Assigned task> Reproduce the entries that follow precisely, setting aside any images.

^^^^

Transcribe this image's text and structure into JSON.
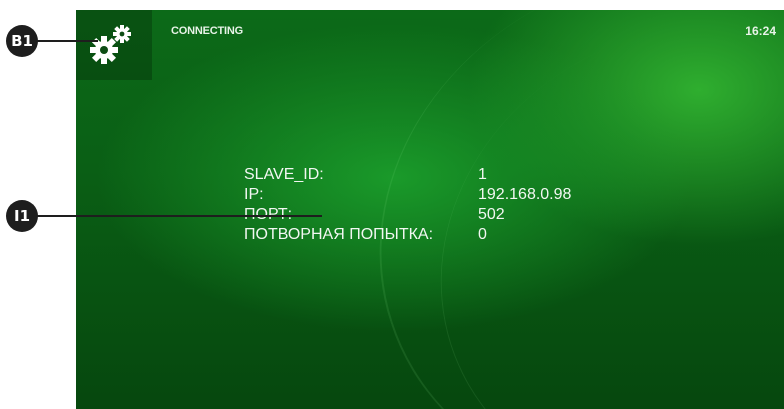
{
  "callouts": {
    "b1": "B1",
    "i1": "I1"
  },
  "topbar": {
    "status": "CONNECTING",
    "time": "16:24",
    "settings_icon": "gears-icon"
  },
  "info": {
    "rows": [
      {
        "label": "SLAVE_ID:",
        "value": "1"
      },
      {
        "label": "IP:",
        "value": "192.168.0.98"
      },
      {
        "label": "ПОРТ:",
        "value": "502"
      },
      {
        "label": "ПОТВОРНАЯ ПОПЫТКА:",
        "value": "0"
      }
    ]
  },
  "colors": {
    "background": "#0a5f15",
    "accent": "#2fae2f",
    "text": "#f2f7f2",
    "callout": "#1e1e1e"
  }
}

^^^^

Answer for the task>
Transcribe this image's text and structure into JSON.
{
  "callouts": {
    "b1": "B1",
    "i1": "I1"
  },
  "topbar": {
    "status": "CONNECTING",
    "time": "16:24",
    "settings_icon": "gears-icon"
  },
  "info": {
    "rows": [
      {
        "label": "SLAVE_ID:",
        "value": "1"
      },
      {
        "label": "IP:",
        "value": "192.168.0.98"
      },
      {
        "label": "ПОРТ:",
        "value": "502"
      },
      {
        "label": "ПОТВОРНАЯ ПОПЫТКА:",
        "value": "0"
      }
    ]
  },
  "colors": {
    "background": "#0a5f15",
    "accent": "#2fae2f",
    "text": "#f2f7f2",
    "callout": "#1e1e1e"
  }
}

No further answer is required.